Sunday, June 7, 2015

My goodness, I completed this early. Leaves, love leaves but here on the coast of Australia we don't get the beautiful coloured leaves from deciduous trees.
I drew the leaves on white homespun and coloured them using Inktense pencils and then used Jo Sonias textile medium to blend the colours. I then made a quilt sandwich and free motion quilted the leaves adding their veins before carefully cutting out and placing on a piece of handdyed fabric, a bit more quilting and done. Hope your enjoy.

Wednesday, April 1, 2015

Scream - It's all about Fear

Hi Everyone, firstly I apologise for my post being a little late. Once again the blog and I did not see eye to eye.
I had read the theme while in limited wifi, only seeing the original note and not the detail of "what I am afraid off" so I took it on a different journey. The word FEAR instantly put me in mind of a painting I seen while at TAFE a few years back. This painting truly made me think, this is how someone who was very frightened would look.  I thought it was a Van Gogh but in fact it is painted by Edvard Munch - other artists copied it and gave their own twists. I wanted to try and "paint" it with threads and fabric.  Below is the original inspiration.

I layered blue cotton fabric, white muslin then the orange fabric for the sky, with the plan to slash through the top to layers to give me the blue, which in the painting seems to be behind the orange and white. Then I hand embroidered the orange paint strokes followed by free motion white detail to lighten the orange as suggested in the painting.

I played with "texture magic" on the blue chiffon, to give movement to the water.
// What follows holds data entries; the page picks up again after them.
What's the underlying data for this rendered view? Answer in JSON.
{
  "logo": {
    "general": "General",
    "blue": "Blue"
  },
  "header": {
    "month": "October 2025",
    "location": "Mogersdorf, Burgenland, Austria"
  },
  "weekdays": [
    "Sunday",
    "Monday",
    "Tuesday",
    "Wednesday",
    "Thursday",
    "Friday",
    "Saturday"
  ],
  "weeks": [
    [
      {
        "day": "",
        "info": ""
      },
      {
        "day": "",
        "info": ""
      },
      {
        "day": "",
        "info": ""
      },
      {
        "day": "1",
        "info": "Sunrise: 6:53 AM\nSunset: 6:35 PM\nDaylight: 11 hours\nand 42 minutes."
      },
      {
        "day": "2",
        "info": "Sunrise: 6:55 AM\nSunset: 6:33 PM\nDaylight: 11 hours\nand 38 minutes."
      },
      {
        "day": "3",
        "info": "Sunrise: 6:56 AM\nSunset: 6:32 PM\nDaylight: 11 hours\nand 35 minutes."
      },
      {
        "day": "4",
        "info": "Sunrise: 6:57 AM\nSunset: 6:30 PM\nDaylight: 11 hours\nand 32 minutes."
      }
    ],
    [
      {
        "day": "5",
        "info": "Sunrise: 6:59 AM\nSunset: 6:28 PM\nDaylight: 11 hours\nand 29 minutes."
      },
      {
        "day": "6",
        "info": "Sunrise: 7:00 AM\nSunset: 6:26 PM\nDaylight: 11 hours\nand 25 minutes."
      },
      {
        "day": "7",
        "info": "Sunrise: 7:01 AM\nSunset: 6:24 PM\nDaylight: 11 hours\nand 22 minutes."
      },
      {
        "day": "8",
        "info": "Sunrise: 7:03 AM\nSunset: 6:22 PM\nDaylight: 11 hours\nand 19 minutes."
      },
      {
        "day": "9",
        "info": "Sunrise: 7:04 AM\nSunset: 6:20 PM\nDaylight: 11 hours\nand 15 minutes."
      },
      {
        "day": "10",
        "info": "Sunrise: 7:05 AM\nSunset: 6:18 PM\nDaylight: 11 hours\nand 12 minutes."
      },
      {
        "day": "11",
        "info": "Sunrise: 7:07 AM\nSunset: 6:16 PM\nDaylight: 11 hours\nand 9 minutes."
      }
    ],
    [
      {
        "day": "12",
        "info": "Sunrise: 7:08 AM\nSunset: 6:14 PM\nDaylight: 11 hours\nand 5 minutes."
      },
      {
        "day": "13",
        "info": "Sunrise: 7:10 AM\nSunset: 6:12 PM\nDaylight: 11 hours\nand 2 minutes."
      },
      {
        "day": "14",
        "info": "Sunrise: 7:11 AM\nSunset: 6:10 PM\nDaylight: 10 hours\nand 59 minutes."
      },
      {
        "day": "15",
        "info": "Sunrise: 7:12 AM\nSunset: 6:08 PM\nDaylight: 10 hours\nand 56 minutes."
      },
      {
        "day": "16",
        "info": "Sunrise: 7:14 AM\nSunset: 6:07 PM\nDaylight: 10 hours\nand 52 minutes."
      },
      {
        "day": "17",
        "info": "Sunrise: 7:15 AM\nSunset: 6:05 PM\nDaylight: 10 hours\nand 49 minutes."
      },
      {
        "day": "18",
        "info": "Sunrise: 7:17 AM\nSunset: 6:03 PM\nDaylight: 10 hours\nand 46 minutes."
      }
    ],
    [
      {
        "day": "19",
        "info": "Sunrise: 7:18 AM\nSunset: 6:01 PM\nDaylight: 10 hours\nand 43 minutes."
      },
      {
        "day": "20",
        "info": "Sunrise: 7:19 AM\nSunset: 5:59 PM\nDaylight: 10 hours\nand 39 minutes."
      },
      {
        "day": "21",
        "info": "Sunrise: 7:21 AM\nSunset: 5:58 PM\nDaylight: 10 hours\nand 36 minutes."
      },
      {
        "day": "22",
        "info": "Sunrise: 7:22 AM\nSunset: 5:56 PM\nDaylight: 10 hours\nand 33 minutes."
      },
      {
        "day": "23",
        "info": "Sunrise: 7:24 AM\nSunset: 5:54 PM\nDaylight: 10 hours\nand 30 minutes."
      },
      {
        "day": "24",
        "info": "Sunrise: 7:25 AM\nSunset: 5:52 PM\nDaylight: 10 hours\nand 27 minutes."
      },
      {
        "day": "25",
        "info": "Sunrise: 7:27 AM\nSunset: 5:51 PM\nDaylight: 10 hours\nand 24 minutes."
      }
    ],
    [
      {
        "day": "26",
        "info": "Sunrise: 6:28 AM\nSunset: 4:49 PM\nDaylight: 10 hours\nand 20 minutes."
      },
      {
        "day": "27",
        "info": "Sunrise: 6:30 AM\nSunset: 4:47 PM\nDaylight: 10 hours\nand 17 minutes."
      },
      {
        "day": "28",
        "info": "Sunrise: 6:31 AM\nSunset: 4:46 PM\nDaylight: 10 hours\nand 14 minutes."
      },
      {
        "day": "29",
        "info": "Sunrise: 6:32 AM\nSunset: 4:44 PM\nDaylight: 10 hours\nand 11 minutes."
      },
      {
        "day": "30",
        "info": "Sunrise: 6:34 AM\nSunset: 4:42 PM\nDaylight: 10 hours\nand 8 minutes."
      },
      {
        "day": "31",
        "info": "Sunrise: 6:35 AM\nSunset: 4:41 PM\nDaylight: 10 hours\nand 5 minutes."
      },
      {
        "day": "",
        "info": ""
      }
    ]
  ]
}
It worked brilliantly except I hadn't allowed for the white background showing through the chiffon but I loved the effect so, with more patience than I usually process I unpicked the backing and found the creases and folds the shrinking of the chiffon had caused, stayed and gave me exactly the movement I wanted.

More playing with free motion sketching using browns and blues. Looking closely at the orginal design I was amazed at how much brown is used in it. Next came blue hand embroidery followed by the addition of the bridge.

Once I was happy with the background, it was time to figure out how to give it my twist plus a person on the bridge showing fear. Using a photo of my crazy grown up son acting frightened. I traced basic details with a black texter then using a light box transferred that to fabric. Next came much fun with the sewing machine and cream thread to get the shape and brown thread to fill in the detail. I wasn't sure how I was going to colour it all in as I wanted to keep it in the same brownish tones of the inspiration. Low and behold in my cupboard of gadgets and tools was a set of water colour pencils. I spent a day colouring and playing.

This is the end result 

Thank you for this inspiring challenge. I had so much fun playing with new and old techniques.